The U’s Sigma Chi chapter, alongside the San Diego State University chapter and Sigma Chi’s International Sweetheart, Sydney Binnington, represented the national fraternity at the hospital.
The fraternity members chose HCF to be their official philanthropic organization at their 150th anniversary in 2005. As an alum, Huntsman has received the Order of Constantine for being a dedicated member of the fraternity as well as the title “Significant Sig” for his success as a businessman and philanthropist.
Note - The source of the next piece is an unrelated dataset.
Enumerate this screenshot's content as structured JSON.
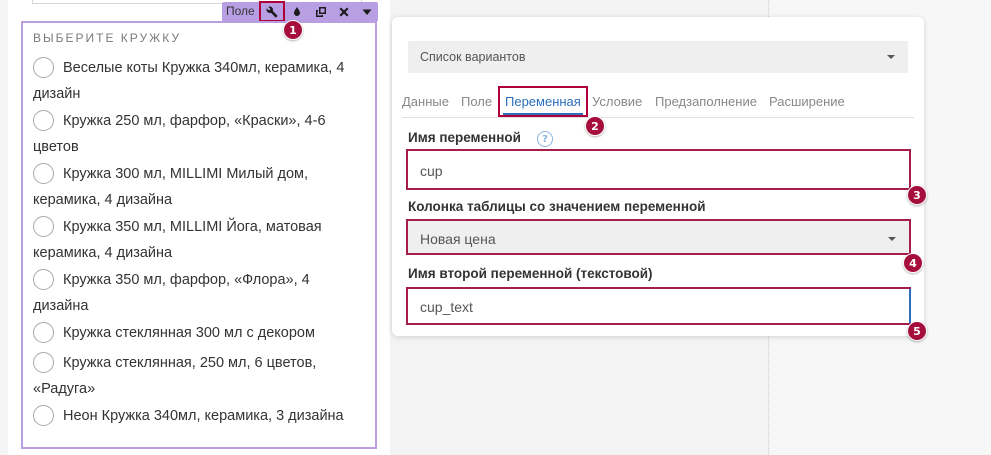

Huntsman and his family have contributed about $350 million to HCF development.
HCF is a nationally acclaimed cancer research center that assists more than 30 percent of Utah’s cancer patients.
“We represented something a lot bigger than just ourselves,” said Buck Horn, vice president of Sigma Chi and a junior in civil engineering. “When you come and step foot into this institute you realize how many people you have truly affected and will affect in the future with that million dollars.”
The U’s local chapter and the SDSU chapter each raised their own portion of the fraternity’s million dollar goal through the fraternity’s national philanthropic week, Derby Days. The SDSU chapter hosted events such as tug-of-war, ping-pong, obstacle courses and a rock wall to raise about $10,000 for HCF.
“It’s pretty incredible what they do here,” said Drew Halsch, member of the SDSU chapter. “It’s kind of hard to go up to someone and ask for money, but when you put the effort behind it and say what cause you are going for, it’s definitely pretty cool.”
In addition to Derby Days, the U chapter raised money through their own “Sigs of Spring” competitions at the Sigma Chi house, as well as through networking among family, friends and alumni. In the last 15 days of fundraising they raised more than $23,000.
The national fraternity fundraised for eight years to reach their million-dollar goal.
“This is the milestone marker,” Horn said. “If college kids can get together and donate a million dollars to Huntsman Cancer then other people can [too].”
Both the U and SDSU chapters were confident they could increase donations within the following years.
“With a little more preparation and a little more reaching out I think we can double what we did this year,” Halsch said.
Hope for future fundraising is high.
“Ultimately, we raise money every year, but it has never been [this much],” Horn said. “We have new goals, let’s get the campus involved and let’s draw more people in. Hopefully this is an eye-opener today … and hopefully we can get more donations.”